After being courted by the sinister but comic Archduke Harry presenting himself as the Archduchess Harriet (Richard Cant) in the 1600s, to escape, Orlando is sent to Constantinople as British Ambassador. Mrs Grimsdike helpfully explains that Constantinople is now Istanbul! During riots in Turkey, Orlando falls asleep and they cannot wake him. He awakes with the body of a woman and now is Lady Orlando who will become a novelist.
Emma Corrin is completely captivating in this transgender role with a wide eyed innocence that convinces Orlando’s lack of aging and magnetic charm over the centuries. Mrs Grimsdike good naturedly helps her with the petticoats. Orlando comments on the success of the orange seller as mistress to the king. The Virginia narrators in Constantinople wear long fringed scarves. Back in London there is glorious Regency architecture.
The switch to Victorian times is glossed over as we can conclude this is not a fruitful period for women of a feminist persuasion but the chorus, wearing white bonnets, will sip from synchronized fine china teacups.
This production with its up to date transgender theme is a real pleasure with glorious changes of scene. Men play women, women play Nelson’s naval officers, in this gender melting pot. Credit should also go to the dressers who work very hard to ensure everyone is in the right costume at the right time.
Would Virginia Woolf have found it any easier in the 21st century than when she took her own life by walking into the River Ouse, the pockets of her overcoat filled with stones?
We can be sure she would have loved the creative talents of Bartlett and Grandage and the ensemble cast in this five star production from the theatre site that doesn’t do stars.
Don’t miss the life changing performance of Emma Corrin and Deborah Findlay’s satirical comedy.
Written by Neil Bartlett after Virginia Woolf’s novel
Directed by Michael Grandage
Director: Michael Grandage
Designer: Peter McKintosh
Lighting Designer: Howard Hudson
Composer and Sound Designer: Alex Baranowski

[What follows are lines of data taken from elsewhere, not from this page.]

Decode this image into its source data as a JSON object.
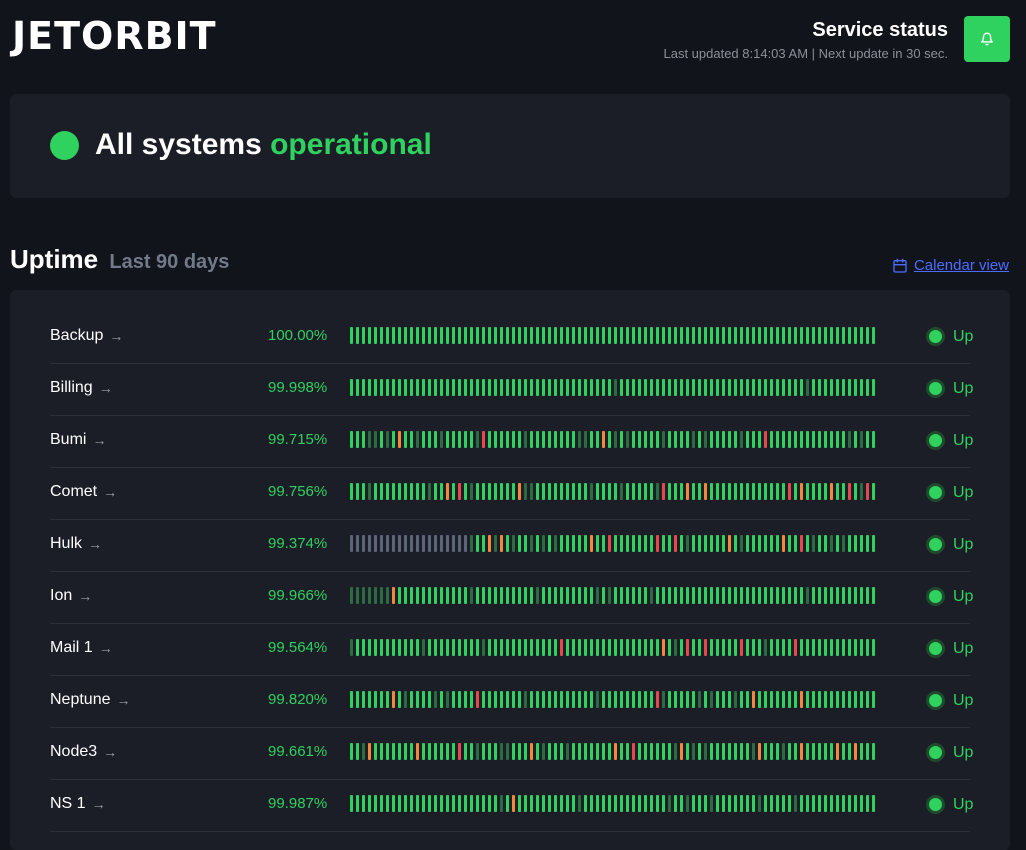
{
  "header": {
    "logo_text": "JETORBIT",
    "title": "Service status",
    "subtitle": "Last updated 8:14:03 AM | Next update in 30 sec."
  },
  "banner": {
    "text_prefix": "All systems",
    "text_status": "operational"
  },
  "uptime": {
    "title": "Uptime",
    "period": "Last 90 days",
    "calendar_link": "Calendar view"
  },
  "colors": {
    "up": "#2fd15f",
    "dim": "#2d6b42",
    "warn": "#f0883e",
    "down": "#e5484d",
    "nodata": "#5c6478"
  },
  "services": [
    {
      "name": "Backup",
      "percent": "100.00%",
      "status": "Up",
      "bars": ""
    },
    {
      "name": "Billing",
      "percent": "99.998%",
      "status": "Up",
      "bars": ""
    },
    {
      "name": "Bumi",
      "percent": "99.715%",
      "status": "Up",
      "bars": ""
    },
    {
      "name": "Comet",
      "percent": "99.756%",
      "status": "Up",
      "bars": ""
    },
    {
      "name": "Hulk",
      "percent": "99.374%",
      "status": "Up",
      "bars": ""
    },
    {
      "name": "Ion",
      "percent": "99.966%",
      "status": "Up",
      "bars": ""
    },
    {
      "name": "Mail 1",
      "percent": "99.564%",
      "status": "Up",
      "bars": ""
    },
    {
      "name": "Neptune",
      "percent": "99.820%",
      "status": "Up",
      "bars": ""
    },
    {
      "name": "Node3",
      "percent": "99.661%",
      "status": "Up",
      "bars": ""
    },
    {
      "name": "NS 1",
      "percent": "99.987%",
      "status": "Up",
      "bars": ""
    }
  ]
}
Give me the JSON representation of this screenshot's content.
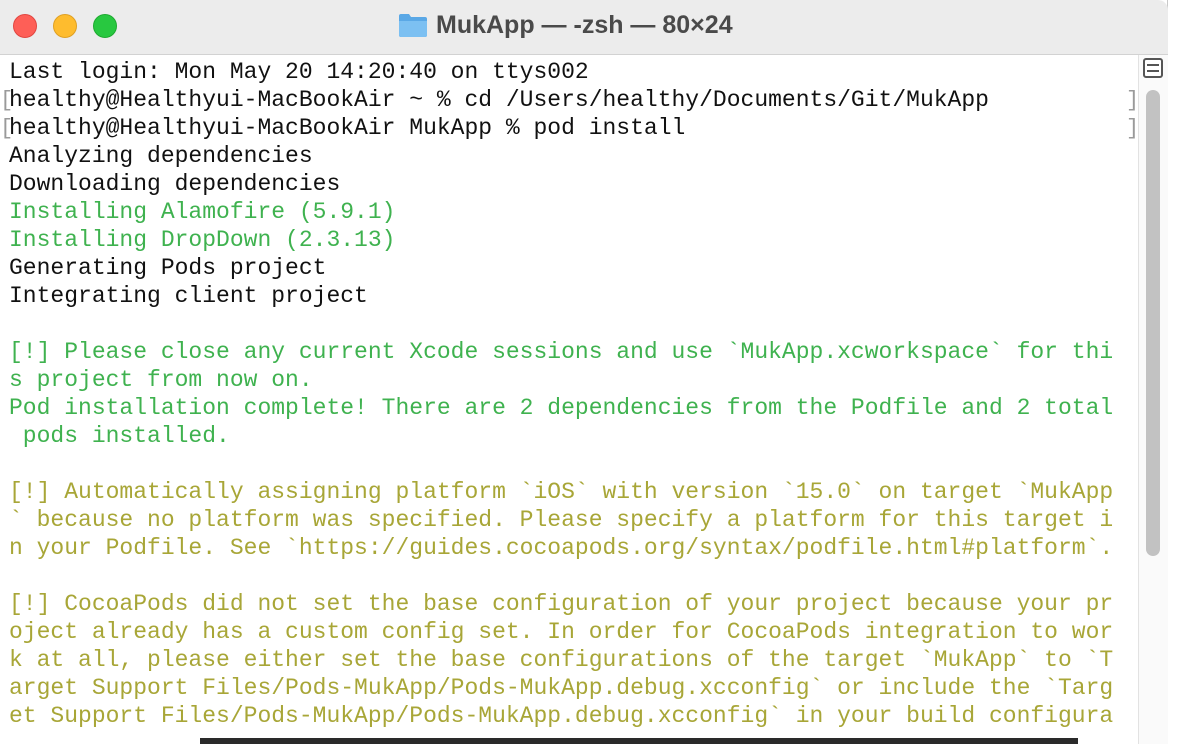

Movement Director: Ben Wright
85 minutes without an interval
Booking to 25th February 2023
2 Charing Cross Road
London WC2H 0HH
Phone: 0330 333 4811
Rail/Tube: Charing Cross
Reviewed by Lizzie Loveridge
at the Garrick Theatre, on 6th December 2022